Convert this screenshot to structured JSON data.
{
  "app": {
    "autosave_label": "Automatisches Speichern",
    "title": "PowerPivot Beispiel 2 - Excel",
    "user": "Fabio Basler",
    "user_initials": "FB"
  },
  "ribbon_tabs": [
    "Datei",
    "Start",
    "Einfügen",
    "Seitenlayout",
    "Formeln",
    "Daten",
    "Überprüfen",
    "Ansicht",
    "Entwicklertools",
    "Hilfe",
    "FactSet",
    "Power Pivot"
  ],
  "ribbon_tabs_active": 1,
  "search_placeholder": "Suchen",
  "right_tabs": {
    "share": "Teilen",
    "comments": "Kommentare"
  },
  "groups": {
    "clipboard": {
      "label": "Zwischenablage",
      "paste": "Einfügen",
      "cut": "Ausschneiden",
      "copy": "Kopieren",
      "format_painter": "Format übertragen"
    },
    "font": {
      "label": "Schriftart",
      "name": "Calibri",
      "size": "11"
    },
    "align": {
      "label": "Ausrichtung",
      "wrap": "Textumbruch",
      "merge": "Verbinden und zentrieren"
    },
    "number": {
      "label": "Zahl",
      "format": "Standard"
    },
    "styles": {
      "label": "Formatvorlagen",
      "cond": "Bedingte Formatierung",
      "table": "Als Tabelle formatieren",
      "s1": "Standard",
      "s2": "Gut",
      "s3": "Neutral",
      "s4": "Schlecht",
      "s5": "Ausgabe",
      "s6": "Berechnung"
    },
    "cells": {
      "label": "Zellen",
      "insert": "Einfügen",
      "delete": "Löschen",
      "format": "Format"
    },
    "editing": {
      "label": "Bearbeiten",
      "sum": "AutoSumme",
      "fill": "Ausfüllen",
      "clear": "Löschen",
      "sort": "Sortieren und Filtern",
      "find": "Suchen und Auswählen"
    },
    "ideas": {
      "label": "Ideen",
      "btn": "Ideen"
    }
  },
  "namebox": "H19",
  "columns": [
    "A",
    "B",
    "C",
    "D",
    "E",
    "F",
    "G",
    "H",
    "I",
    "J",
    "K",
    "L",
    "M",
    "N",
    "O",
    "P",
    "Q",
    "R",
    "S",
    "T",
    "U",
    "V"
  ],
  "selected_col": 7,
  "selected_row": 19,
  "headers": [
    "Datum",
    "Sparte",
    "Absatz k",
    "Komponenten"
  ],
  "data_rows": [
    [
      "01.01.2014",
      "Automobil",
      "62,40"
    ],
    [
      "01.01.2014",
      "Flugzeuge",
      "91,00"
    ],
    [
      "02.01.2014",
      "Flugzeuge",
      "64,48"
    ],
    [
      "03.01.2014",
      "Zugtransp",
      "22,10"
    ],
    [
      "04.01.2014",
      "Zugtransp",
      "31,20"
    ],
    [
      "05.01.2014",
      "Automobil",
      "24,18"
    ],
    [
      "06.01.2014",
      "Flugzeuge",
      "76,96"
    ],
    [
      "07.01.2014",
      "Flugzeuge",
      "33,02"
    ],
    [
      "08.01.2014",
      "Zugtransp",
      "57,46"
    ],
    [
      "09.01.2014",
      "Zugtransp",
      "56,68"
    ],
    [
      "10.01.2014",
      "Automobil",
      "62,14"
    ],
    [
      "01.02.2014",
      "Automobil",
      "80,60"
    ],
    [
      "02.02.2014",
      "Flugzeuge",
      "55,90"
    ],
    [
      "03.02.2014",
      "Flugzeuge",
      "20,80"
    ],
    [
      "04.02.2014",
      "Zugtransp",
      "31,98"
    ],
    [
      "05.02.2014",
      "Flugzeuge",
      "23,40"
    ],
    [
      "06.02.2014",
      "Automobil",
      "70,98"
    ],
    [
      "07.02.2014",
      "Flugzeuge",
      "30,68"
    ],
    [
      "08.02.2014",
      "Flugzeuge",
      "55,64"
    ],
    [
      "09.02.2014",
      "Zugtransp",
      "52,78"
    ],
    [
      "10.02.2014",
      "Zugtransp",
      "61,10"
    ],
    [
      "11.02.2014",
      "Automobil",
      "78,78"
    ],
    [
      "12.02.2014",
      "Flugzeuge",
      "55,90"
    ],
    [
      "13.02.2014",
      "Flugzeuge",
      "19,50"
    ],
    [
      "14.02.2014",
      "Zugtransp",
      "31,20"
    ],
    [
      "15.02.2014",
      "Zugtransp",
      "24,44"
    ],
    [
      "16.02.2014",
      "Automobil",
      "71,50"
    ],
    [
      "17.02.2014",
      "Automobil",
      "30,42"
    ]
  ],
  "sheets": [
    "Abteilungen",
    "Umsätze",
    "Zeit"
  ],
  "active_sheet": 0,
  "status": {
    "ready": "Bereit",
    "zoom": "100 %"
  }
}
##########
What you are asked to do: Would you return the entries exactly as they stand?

Solution for this problem:
Convert this screenshot to structured JSON data.
{
  "app": {
    "autosave_label": "Automatisches Speichern",
    "title": "PowerPivot Beispiel 2 - Excel",
    "user": "Fabio Basler",
    "user_initials": "FB"
  },
  "ribbon_tabs": [
    "Datei",
    "Start",
    "Einfügen",
    "Seitenlayout",
    "Formeln",
    "Daten",
    "Überprüfen",
    "Ansicht",
    "Entwicklertools",
    "Hilfe",
    "FactSet",
    "Power Pivot"
  ],
  "ribbon_tabs_active": 1,
  "search_placeholder": "Suchen",
  "right_tabs": {
    "share": "Teilen",
    "comments": "Kommentare"
  },
  "groups": {
    "clipboard": {
      "label": "Zwischenablage",
      "paste": "Einfügen",
      "cut": "Ausschneiden",
      "copy": "Kopieren",
      "format_painter": "Format übertragen"
    },
    "font": {
      "label": "Schriftart",
      "name": "Calibri",
      "size": "11"
    },
    "align": {
      "label": "Ausrichtung",
      "wrap": "Textumbruch",
      "merge": "Verbinden und zentrieren"
    },
    "number": {
      "label": "Zahl",
      "format": "Standard"
    },
    "styles": {
      "label": "Formatvorlagen",
      "cond": "Bedingte Formatierung",
      "table": "Als Tabelle formatieren",
      "s1": "Standard",
      "s2": "Gut",
      "s3": "Neutral",
      "s4": "Schlecht",
      "s5": "Ausgabe",
      "s6": "Berechnung"
    },
    "cells": {
      "label": "Zellen",
      "insert": "Einfügen",
      "delete": "Löschen",
      "format": "Format"
    },
    "editing": {
      "label": "Bearbeiten",
      "sum": "AutoSumme",
      "fill": "Ausfüllen",
      "clear": "Löschen",
      "sort": "Sortieren und Filtern",
      "find": "Suchen und Auswählen"
    },
    "ideas": {
      "label": "Ideen",
      "btn": "Ideen"
    }
  },
  "namebox": "H19",
  "columns": [
    "A",
    "B",
    "C",
    "D",
    "E",
    "F",
    "G",
    "H",
    "I",
    "J",
    "K",
    "L",
    "M",
    "N",
    "O",
    "P",
    "Q",
    "R",
    "S",
    "T",
    "U",
    "V"
  ],
  "selected_col": 7,
  "selected_row": 19,
  "headers": [
    "Datum",
    "Sparte",
    "Absatz k",
    "Komponenten"
  ],
  "data_rows": [
    [
      "01.01.2014",
      "Automobil",
      "62,40"
    ],
    [
      "01.01.2014",
      "Flugzeuge",
      "91,00"
    ],
    [
      "02.01.2014",
      "Flugzeuge",
      "64,48"
    ],
    [
      "03.01.2014",
      "Zugtransp",
      "22,10"
    ],
    [
      "04.01.2014",
      "Zugtransp",
      "31,20"
    ],
    [
      "05.01.2014",
      "Automobil",
      "24,18"
    ],
    [
      "06.01.2014",
      "Flugzeuge",
      "76,96"
    ],
    [
      "07.01.2014",
      "Flugzeuge",
      "33,02"
    ],
    [
      "08.01.2014",
      "Zugtransp",
      "57,46"
    ],
    [
      "09.01.2014",
      "Zugtransp",
      "56,68"
    ],
    [
      "10.01.2014",
      "Automobil",
      "62,14"
    ],
    [
      "01.02.2014",
      "Automobil",
      "80,60"
    ],
    [
      "02.02.2014",
      "Flugzeuge",
      "55,90"
    ],
    [
      "03.02.2014",
      "Flugzeuge",
      "20,80"
    ],
    [
      "04.02.2014",
      "Zugtransp",
      "31,98"
    ],
    [
      "05.02.2014",
      "Flugzeuge",
      "23,40"
    ],
    [
      "06.02.2014",
      "Automobil",
      "70,98"
    ],
    [
      "07.02.2014",
      "Flugzeuge",
      "30,68"
    ],
    [
      "08.02.2014",
      "Flugzeuge",
      "55,64"
    ],
    [
      "09.02.2014",
      "Zugtransp",
      "52,78"
    ],
    [
      "10.02.2014",
      "Zugtransp",
      "61,10"
    ],
    [
      "11.02.2014",
      "Automobil",
      "78,78"
    ],
    [
      "12.02.2014",
      "Flugzeuge",
      "55,90"
    ],
    [
      "13.02.2014",
      "Flugzeuge",
      "19,50"
    ],
    [
      "14.02.2014",
      "Zugtransp",
      "31,20"
    ],
    [
      "15.02.2014",
      "Zugtransp",
      "24,44"
    ],
    [
      "16.02.2014",
      "Automobil",
      "71,50"
    ],
    [
      "17.02.2014",
      "Automobil",
      "30,42"
    ]
  ],
  "sheets": [
    "Abteilungen",
    "Umsätze",
    "Zeit"
  ],
  "active_sheet": 0,
  "status": {
    "ready": "Bereit",
    "zoom": "100 %"
  }
}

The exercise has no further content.